However, in his new tell-all Andy Kaufman: The Truth, Finally, Kaufman’s best friend and writing partner Bob Zmuda reveals that the Taxi actor plotted to fake his death and reappear 30 years later.
“Everyone knows I’m always pulling pranks. They’d expect me to disappear for a year or two, maybe even three of four,” Kaufman allegedly confided in Zmuda. “But if I’m gone for say, twenty to thirty years, they’ll really believe I died.”
Zmuda adds that Kaufman didn’t reveal his wacky plan to anyone else, including his girlfriend Lynne Margulies (who co-authored Zmuda’s new book).
“It’s the best idea I’ve ever had. There’s nothing else I can ever do to top it. How do I not go for it? Bob, I’ve thought about this for two to three years. Now there’s no turning back. I’m gonna die,” Zmuda claims Kaufman said.
So how did the young comic fake his own death? Zmuda says he has a theory based on many conversations they shared.
Kaufman, he claims, found a body double in an actual cancer patient who looked just like him, including his eye color. He began imitating the man’s changing body, down to his rapid weight loss and graying skin color.
“Now that the match up was close enough to fool the average person, and the body double’s days were quickly drawing to a close, this is when Andy went to the Philippines for “psychic surgery” as part of the plan to convince the American public that he was really dying,” Zmuda continues. “When Andy got word that the body double only had a short time to live, he flew back to the States and eventually checked himself into Cedars-Sinai Hospital, all the time monitoring the body double, who was coming closer to the end at some undisclosed location. The second accomplice would be used to stay in communication with Andy and transport the near-death body double to the hospital at just the right time.”
Zmuda suggests that the accomplice switched the dying man in for Andy at a moment when friends and relatives were out of the room. Andy then was wheeled away unnoticed in the massive medical center, never heard from again.
Though it sounds implausible, Zmuda insists the plan would be much easier to execute than one would initially think.
“It is estimated that over 6,000 people fake their deaths annually, over 400 in the U.S. alone. Like any great illusion, the trick is simpler than one can imagine,” he argues.
Though Margulies believes her former boyfriend actually did die in 1984, she does have her own secret to reveal in the book. Kaufman, she claims, was bisexual.
After Kaufman disappeared for hours multiple times in San Francisco’s Castro district, “I finally just point-blank asked him if he was gay,” Margulies recalls. “He looked at me for a long time as he was formulating his answer, probably trying to decide if he wanted to tell me. He finally lowered his head and said in a small voice, ‘Yeah.’”

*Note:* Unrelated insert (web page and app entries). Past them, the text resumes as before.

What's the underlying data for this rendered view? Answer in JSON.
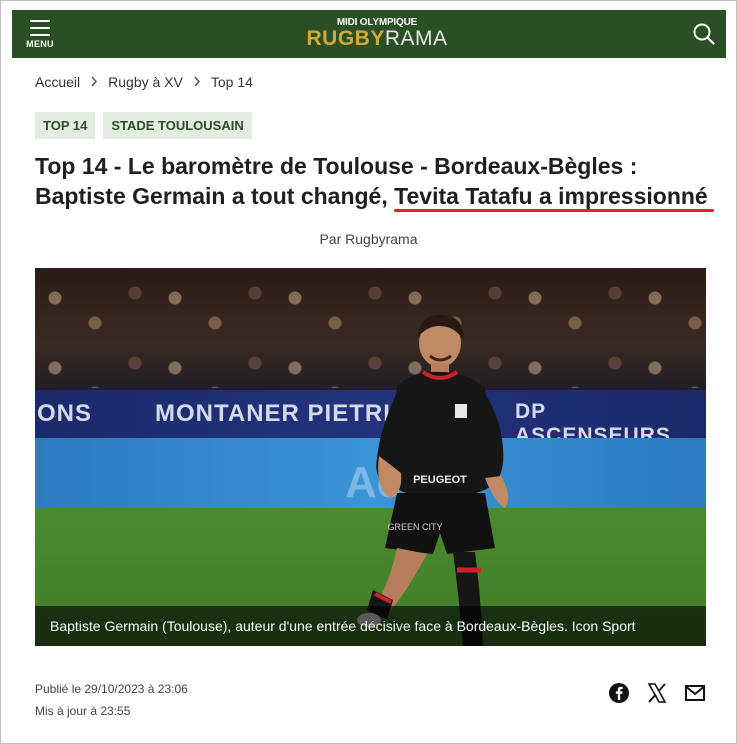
{
  "header": {
    "menu_label": "MENU",
    "logo_top": "MIDI OLYMPIQUE",
    "logo_part1": "RUGBY",
    "logo_part2": "RAMA",
    "brand_color": "#2b4f25",
    "logo_gold": "#d4a93a"
  },
  "breadcrumb": [
    "Accueil",
    "Rugby à XV",
    "Top 14"
  ],
  "tags": [
    "TOP 14",
    "STADE TOULOUSAIN"
  ],
  "article": {
    "title_part1": "Top 14 - Le baromètre de Toulouse - Bordeaux-Bègles : Baptiste Germain a tout changé, ",
    "title_highlight": "Tevita Tatafu a impressionné",
    "highlight_color": "#e0202a",
    "author": "Par Rugbyrama",
    "image_caption": "Baptiste Germain (Toulouse), auteur d'une entrée décisive face à Bordeaux-Bègles. Icon Sport",
    "published": "Publié le 29/10/2023 à 23:06",
    "updated": "Mis à jour à 23:55"
  },
  "hero": {
    "banner_left": "ONS",
    "banner_mid": "MONTANER PIETRINI",
    "banner_right": "DP ASCENSEURS FERN",
    "ad_text": "Ac",
    "jersey_sponsor": "PEUGEOT",
    "shorts_sponsor": "GREEN CITY"
  },
  "share": {
    "icons": [
      "facebook-icon",
      "x-icon",
      "mail-icon"
    ]
  }
}
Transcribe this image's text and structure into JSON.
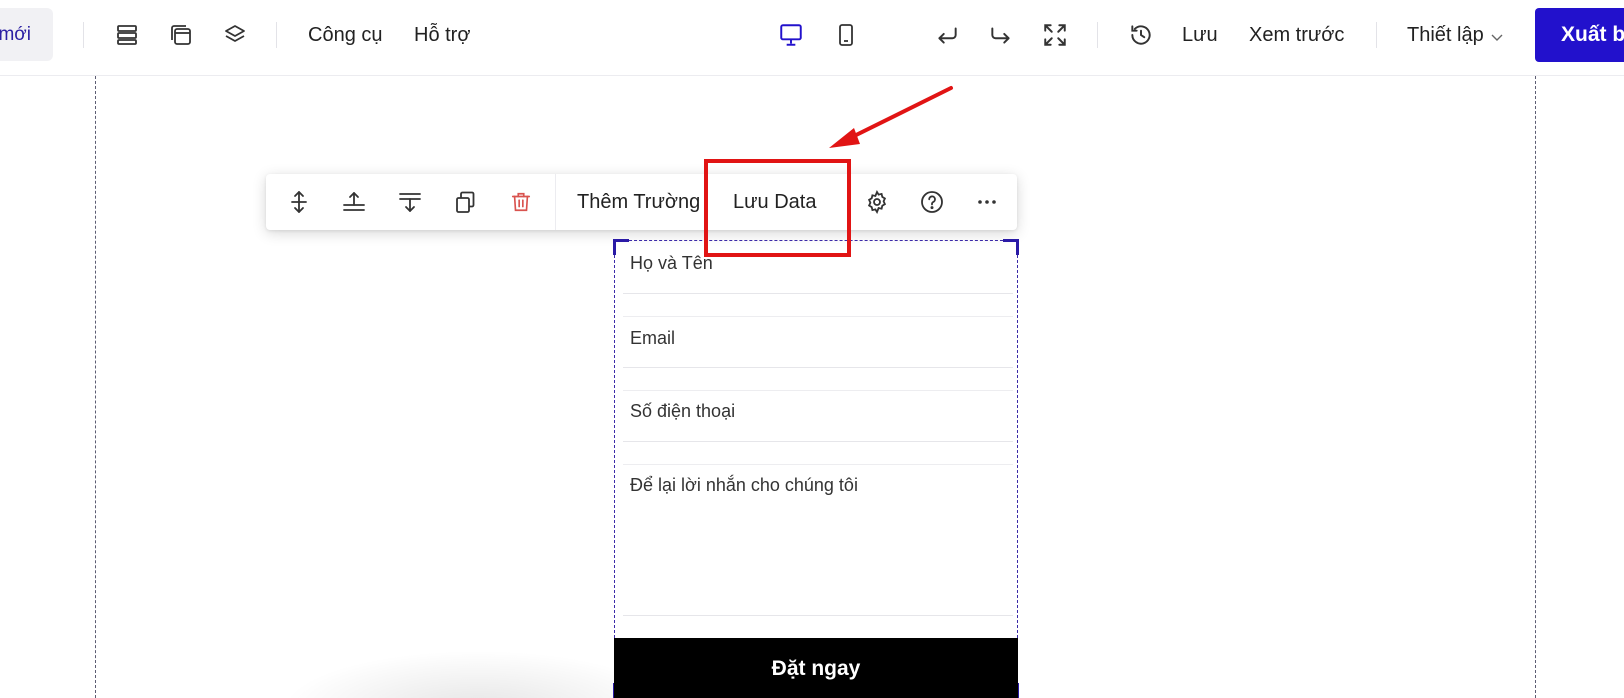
{
  "toolbar": {
    "new_label": "mới",
    "menu_tools": "Công cụ",
    "menu_support": "Hỗ trợ",
    "save_label": "Lưu",
    "preview_label": "Xem trước",
    "settings_label": "Thiết lập",
    "publish_label": "Xuất bản",
    "active_device": "desktop",
    "icons": [
      "sections-icon",
      "pages-icon",
      "layers-icon",
      "desktop-icon",
      "mobile-icon",
      "undo-icon",
      "redo-icon",
      "fullscreen-icon",
      "history-icon"
    ]
  },
  "element_toolbar": {
    "add_field_label": "Thêm Trường",
    "save_data_label": "Lưu Data",
    "icons": [
      "resize-vertical-icon",
      "move-up-icon",
      "move-down-icon",
      "duplicate-icon",
      "trash-icon",
      "gear-icon",
      "help-icon",
      "more-icon"
    ]
  },
  "form": {
    "fields": [
      {
        "placeholder": "Họ và Tên"
      },
      {
        "placeholder": "Email"
      },
      {
        "placeholder": "Số điện thoại"
      },
      {
        "placeholder": "Để lại lời nhắn cho chúng tôi"
      }
    ],
    "submit_label": "Đặt ngay"
  },
  "colors": {
    "brand": "#2211cc",
    "annotation": "#e11414",
    "delete": "#d9534f"
  }
}
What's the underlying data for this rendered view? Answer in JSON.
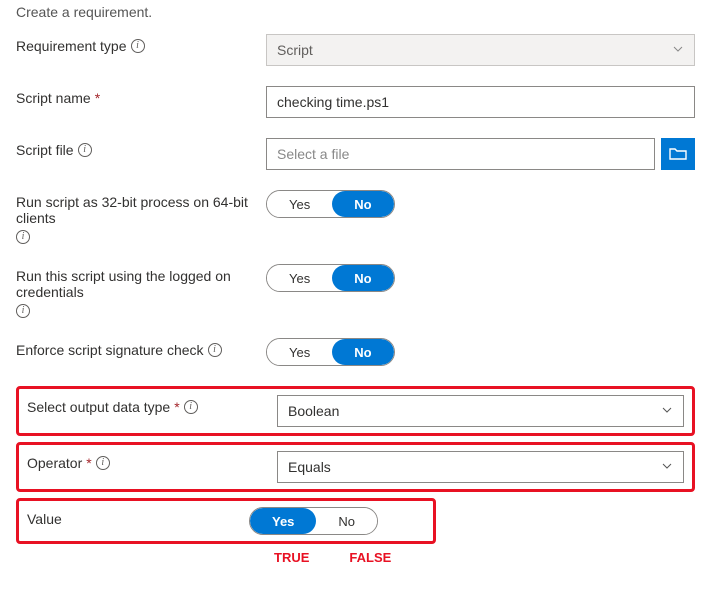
{
  "title": "Create a requirement.",
  "fields": {
    "requirement_type": {
      "label": "Requirement type",
      "value": "Script"
    },
    "script_name": {
      "label": "Script name",
      "value": "checking time.ps1"
    },
    "script_file": {
      "label": "Script file",
      "placeholder": "Select a file"
    },
    "run_32bit": {
      "label": "Run script as 32-bit process on 64-bit clients",
      "yes": "Yes",
      "no": "No",
      "value": "No"
    },
    "run_logged_on": {
      "label": "Run this script using the logged on credentials",
      "yes": "Yes",
      "no": "No",
      "value": "No"
    },
    "enforce_sig": {
      "label": "Enforce script signature check",
      "yes": "Yes",
      "no": "No",
      "value": "No"
    },
    "output_type": {
      "label": "Select output data type",
      "value": "Boolean"
    },
    "operator": {
      "label": "Operator",
      "value": "Equals"
    },
    "value_field": {
      "label": "Value",
      "yes": "Yes",
      "no": "No",
      "value": "Yes"
    }
  },
  "annotations": {
    "true": "TRUE",
    "false": "FALSE"
  }
}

Zmuda claims he was the only other person to whom Kaufman told his secret.
Margulies says she promised she wouldn’t tell anyone until both of his parents passed away. After Kaufman’s father died at 90 in 2013, she felt free to share the truth.
Margulies also reveals that a gay friend in San Francisco told her that “everyone knew” Kaufman actually died of AIDS.

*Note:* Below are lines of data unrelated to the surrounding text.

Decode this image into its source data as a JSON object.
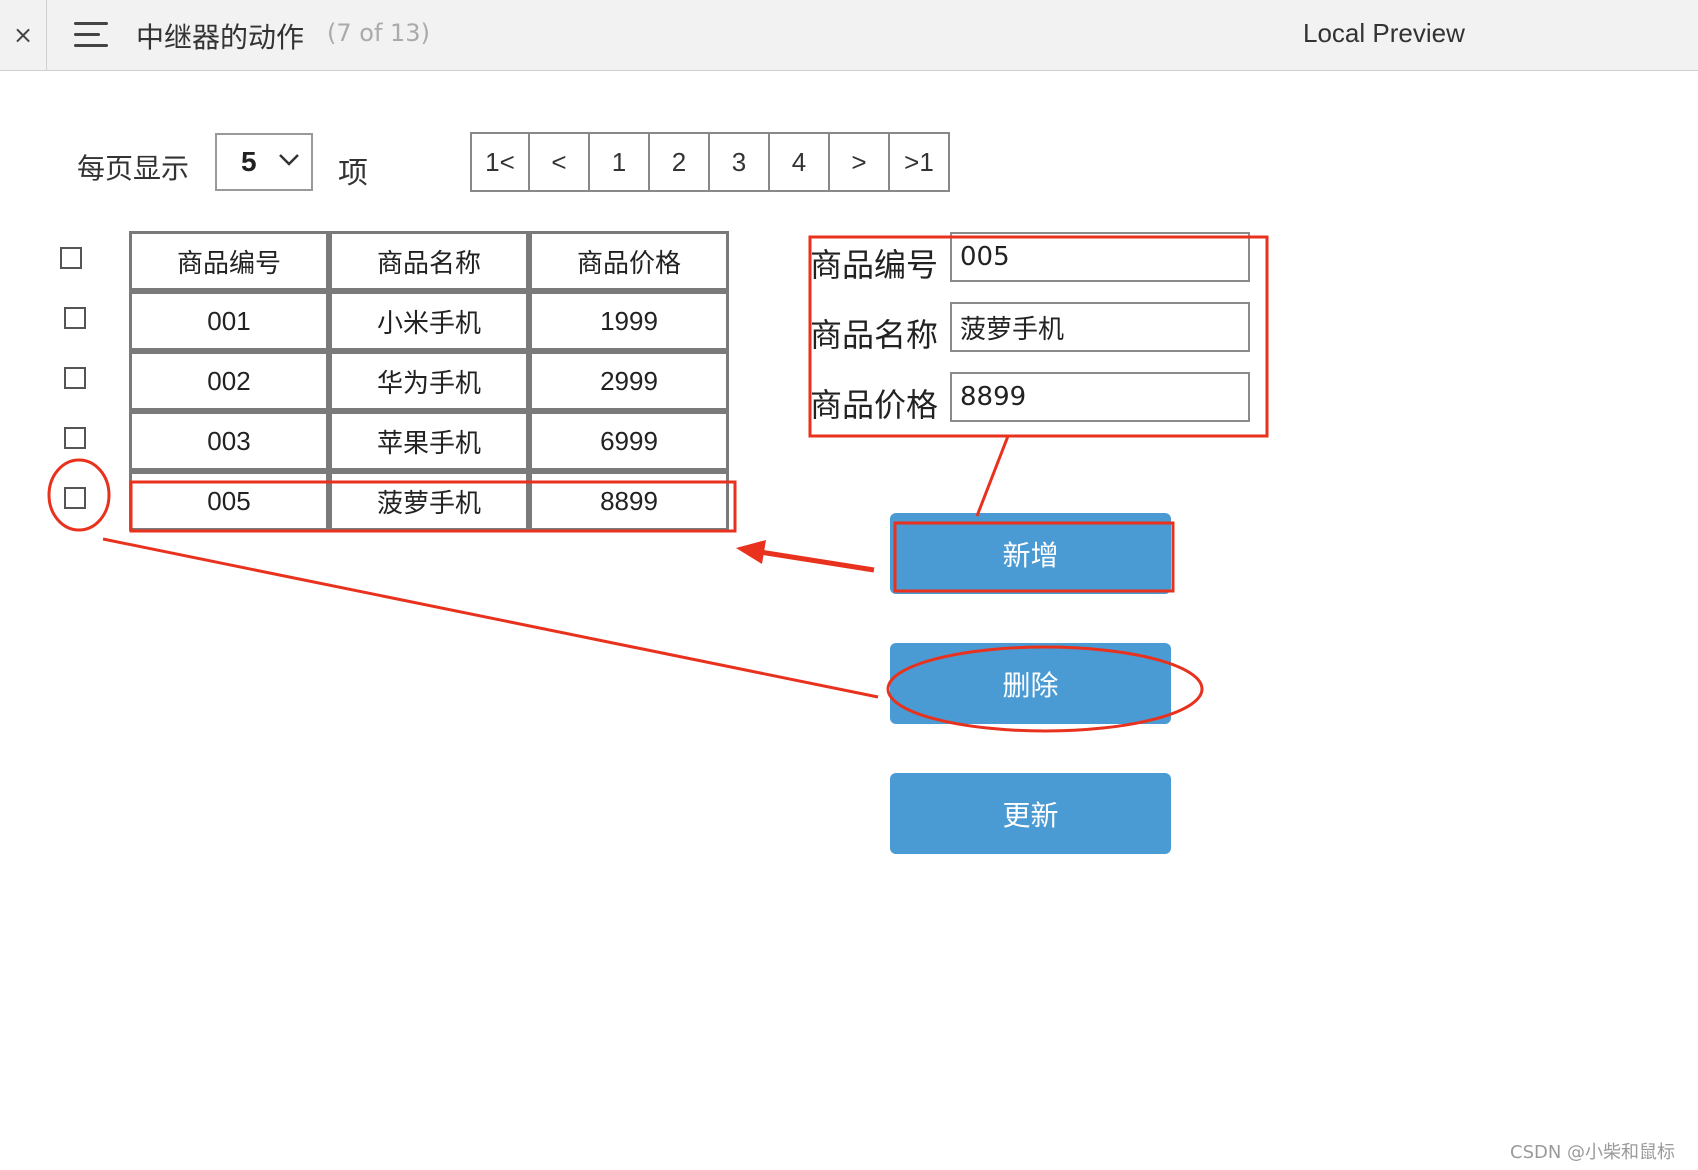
{
  "topbar": {
    "close_glyph": "×",
    "menu_icon": "hamburger-menu-icon",
    "title": "中继器的动作",
    "page_count": "(7 of 13)",
    "preview_label": "Local Preview"
  },
  "controls": {
    "per_page_label": "每页显示",
    "per_page_value": "5",
    "items_unit": "项",
    "pager": [
      "1<",
      "<",
      "1",
      "2",
      "3",
      "4",
      ">",
      ">1"
    ]
  },
  "table": {
    "headers": [
      "商品编号",
      "商品名称",
      "商品价格"
    ],
    "rows": [
      [
        "001",
        "小米手机",
        "1999"
      ],
      [
        "002",
        "华为手机",
        "2999"
      ],
      [
        "003",
        "苹果手机",
        "6999"
      ],
      [
        "005",
        "菠萝手机",
        "8899"
      ]
    ]
  },
  "form": {
    "id_label": "商品编号",
    "id_value": "005",
    "name_label": "商品名称",
    "name_value": "菠萝手机",
    "price_label": "商品价格",
    "price_value": "8899"
  },
  "buttons": {
    "add": "新增",
    "delete": "删除",
    "update": "更新"
  },
  "annotation_color": "#e8321e",
  "button_color": "#4a9ad4",
  "watermark": "CSDN @小柴和鼠标"
}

“They saw him in the Castro district constantly,” she writes.
“It’s time for all the skeletons to come out of the closet,” Zmuda concludes.
Do you believe that Andy is still alive? Sound off in the comments.